What Kind of Senior Will I Be?


Sharia Williamson, Staff Writer

Being a junior is a thing that all the underclassmen dread, at least I know I did. I feared the idea of taking tests that would determine my future, and I was freaking out over the idea of not meeting both my family’s and my own standards, but now that my junior year is nearly over I have found that it was not near as stressful as what everybody hyped it to be. Now that this hard year is over, I can’t stop worrying about what my senior year will have in store for me, or more specifically, what kind of senior I want to be?

A few days ago Mrs. Digmann, the journalism and English teacher here at Alliance High School, proposed this story to me. I automatically thought, “Wow, that’s a perfect end of the year story idea,” but when I got to thinking about what kind of senior I would want to be, I started to come to terms with the idea that I never thought about it. I always assumed I would do the same thing that all of the seniors before me did. I would go to school everyday, do my homework, turn it in on time, and live the life of a carefree student with senioritis. But now I am here facing the reality that there is a single flaw in doing what every other senior before me did; all of the past graduating seniors were differed in they way they acted, excelled, and even dressed in comparison to the previous classes and to the seniors today.

I have a sister who graduated in 2014 and a brother who graduated in 2015, so there is a 3-4 year difference in age between me and my siblings, but I was close enough to them and their high school friends to know that their classes acted a different way than the Class of 2017.

When my brother and sister were in high school, their classes, for the most part, got along and they could all go over to one person’s house and just hang out like they were all best friends. Yes, there was drama, that’s unavoidable, it is high school after all, but they didn’t let the drama affect them, they dealt with it like adults and moved on.

In any class, there are specified “groups” of friends. Some of the most common are those who are into sports, the arts, or band. So, there is no doubt that most students tend to hang out with those who are into the same activities as them, but unlike the students from four years ago, our generation, the Class of 2018, tend to block out almost any other students who aren’t in their “circle”.

Teachers, parents, and even students would admit that the students from a few years ago were not nearly as anti-social as the students of today. They were outgoing and they weren’t afraid to embarrass themselves in front of others.

The Class of 2014, was a more laid back class. They weren’t they loudest class, but they were one of the one of the easiest to be around. They were fairly laid back and they were all pretty close with one another. Despite their more relaxed vibe, they could still have fun and make any event one for the books.

The Class of 2015 were seniors by the time I became a freshman and it wasn’t hard to know what kind of seniors they were, as I grew up with most of them hanging around. They were the best seniors I have personally seen in the high school. They were the kind of people that could make anything fun, they would do their best include you despite who you are or what grade you were in, and they wouldn’t even try to avoid eye contact with you in the hallways. They were the class that restored the Dawg Pound to its former greatness. They were the carefree class.

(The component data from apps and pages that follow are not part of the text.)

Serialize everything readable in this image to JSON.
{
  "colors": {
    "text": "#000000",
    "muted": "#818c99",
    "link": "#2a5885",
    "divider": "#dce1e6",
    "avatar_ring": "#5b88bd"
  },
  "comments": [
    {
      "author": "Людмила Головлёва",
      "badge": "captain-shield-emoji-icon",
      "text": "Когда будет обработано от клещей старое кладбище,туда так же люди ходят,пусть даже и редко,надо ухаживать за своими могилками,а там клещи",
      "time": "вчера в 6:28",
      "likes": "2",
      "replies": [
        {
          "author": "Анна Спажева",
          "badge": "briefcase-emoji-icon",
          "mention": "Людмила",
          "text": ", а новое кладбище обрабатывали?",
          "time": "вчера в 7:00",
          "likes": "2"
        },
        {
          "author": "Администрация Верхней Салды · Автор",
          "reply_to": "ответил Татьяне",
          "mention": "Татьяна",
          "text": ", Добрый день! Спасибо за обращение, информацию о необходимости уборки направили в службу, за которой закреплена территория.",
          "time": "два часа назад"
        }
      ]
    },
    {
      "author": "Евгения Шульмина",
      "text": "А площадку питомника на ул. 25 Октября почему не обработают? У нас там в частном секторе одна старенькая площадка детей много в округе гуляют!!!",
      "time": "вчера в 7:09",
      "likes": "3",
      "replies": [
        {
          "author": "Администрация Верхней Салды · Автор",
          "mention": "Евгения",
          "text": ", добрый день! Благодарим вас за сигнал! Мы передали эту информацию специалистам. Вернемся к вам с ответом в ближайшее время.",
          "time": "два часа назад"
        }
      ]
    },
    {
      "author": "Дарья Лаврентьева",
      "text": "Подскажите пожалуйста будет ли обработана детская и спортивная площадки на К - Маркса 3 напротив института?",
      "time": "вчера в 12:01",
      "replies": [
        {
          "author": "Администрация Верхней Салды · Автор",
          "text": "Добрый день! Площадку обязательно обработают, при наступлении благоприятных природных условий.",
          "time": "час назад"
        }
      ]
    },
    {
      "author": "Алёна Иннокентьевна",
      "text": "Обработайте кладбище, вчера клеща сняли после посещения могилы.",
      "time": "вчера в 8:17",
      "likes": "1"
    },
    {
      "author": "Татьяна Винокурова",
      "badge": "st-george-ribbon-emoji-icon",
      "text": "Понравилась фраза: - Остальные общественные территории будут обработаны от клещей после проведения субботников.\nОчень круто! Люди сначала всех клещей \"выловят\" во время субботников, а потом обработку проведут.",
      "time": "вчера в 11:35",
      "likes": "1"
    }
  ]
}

The Class of 2016 was a smaller class, but with the lack in students, they made up for in the relationships among the students. They were an extremely close class who could often be seen hanging out with one another. They were also known as the smart class as many excelled academically. To be in the top half of the class, a student had to have a 3.5 GPA.

The Class of 2017 was bigger than the Class of 2016, but they were not near as close. Within the tight compacted groups of students, there was often a sort of unspoken competition between many of the students. This year’s class always pushed themselves to succeed rather it be in sports or academics. The students were often seen fighting for the number one spot in an activity, most commonly in sports. They were an extremely motivated and athletic class who wouldn’t give up something they wanted without putting up a fight.

When I listen to the stories from my brother and sister’s time in high school, I can’t help but to envy the kind of people they were then. Next fall, when I return to Alliance High School as a senior, I want to be able to leave my mark on the school and I am sure I speak for everyone when I say this. I want to be as relaxed as the Class of 2014, as carefree as the Class of 2015, as smart as the Class of 2016, and as motivated as the Class of 2017, but I also want to leave my own unique mark. I want to be that senior that can do anything I set my mind to, I want to be able to get along with everyone, and I want to have some teachers and underclassmen bring up some memories of what I did during my time in high school, just as what we do today with the graduated students.

Your senior year is one year that you will remember for the rest of your life. It is the year your adulthood will begin, it will be your first time sending a college application, it will be your time shine and leave your memory behind. I can’t say I know what it feels like to do any of that just yet, but by this time next year, I know I will have tried my hardest to be that fun, carefree, smart, and mature graduating senior. From student to student, I suggest you do the same and use your final year of school to leave the best possible impression of yourself behind. Until next year, SPUD. Have an amazing summer and use it to create a better you!